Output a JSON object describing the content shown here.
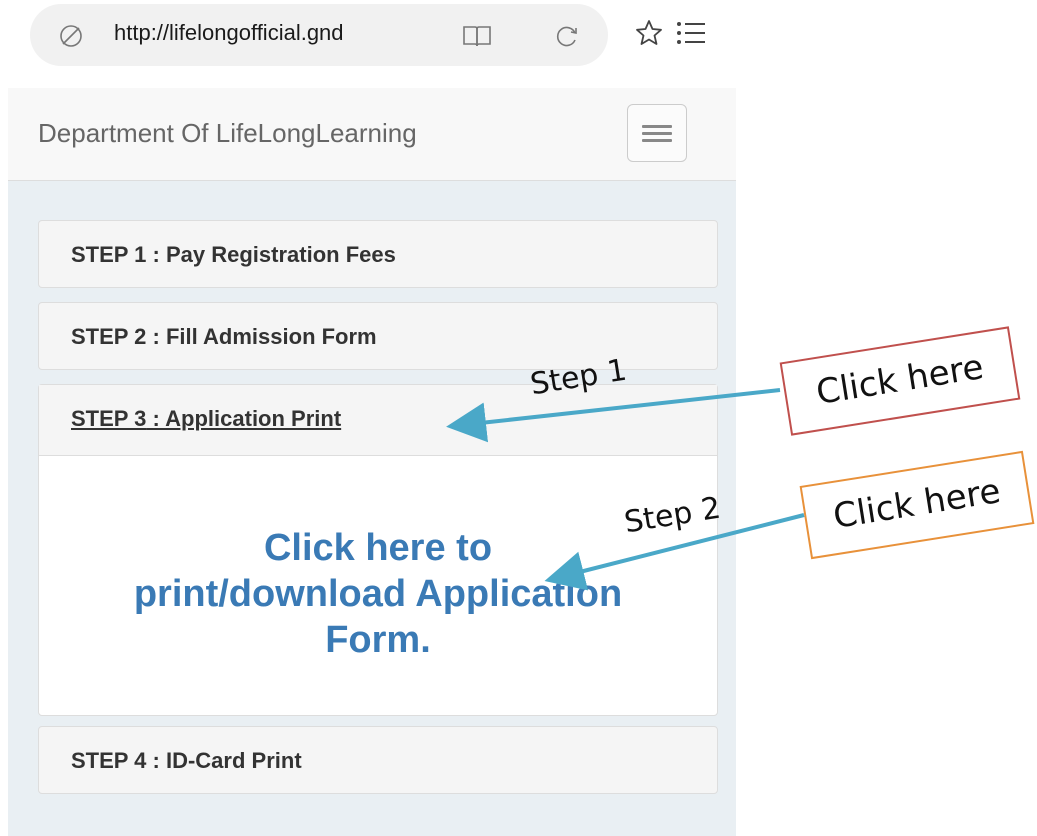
{
  "browser": {
    "url": "http://lifelongofficial.gnd",
    "icons": [
      "lock-icon",
      "reader-view-icon",
      "refresh-icon",
      "bookmark-star-icon",
      "menu-list-icon"
    ]
  },
  "site": {
    "brand": "Department Of LifeLongLearning",
    "nav_toggle_icon": "hamburger-icon",
    "steps": [
      {
        "label": "STEP 1",
        "title": " : Pay Registration Fees"
      },
      {
        "label": "STEP 2",
        "title": " : Fill Admission Form"
      },
      {
        "label": "STEP 3",
        "title": " : Application Print"
      },
      {
        "label": "STEP 4",
        "title": " : ID-Card Print"
      }
    ],
    "download_link": {
      "line1": "Click here to",
      "line2": "print/download Application",
      "line3": "Form."
    }
  },
  "annotations": {
    "step1_label": "Step 1",
    "step2_label": "Step 2",
    "callout1": "Click here",
    "callout2": "Click here",
    "arrow_color": "#4aa8c8",
    "callout1_border": "#c0504d",
    "callout2_border": "#e8913a"
  },
  "colors": {
    "link": "#3a7ab5",
    "page_bg": "#e9eff3",
    "panel_bg": "#f5f5f5"
  }
}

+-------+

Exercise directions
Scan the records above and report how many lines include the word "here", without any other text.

Solution to this exercise
4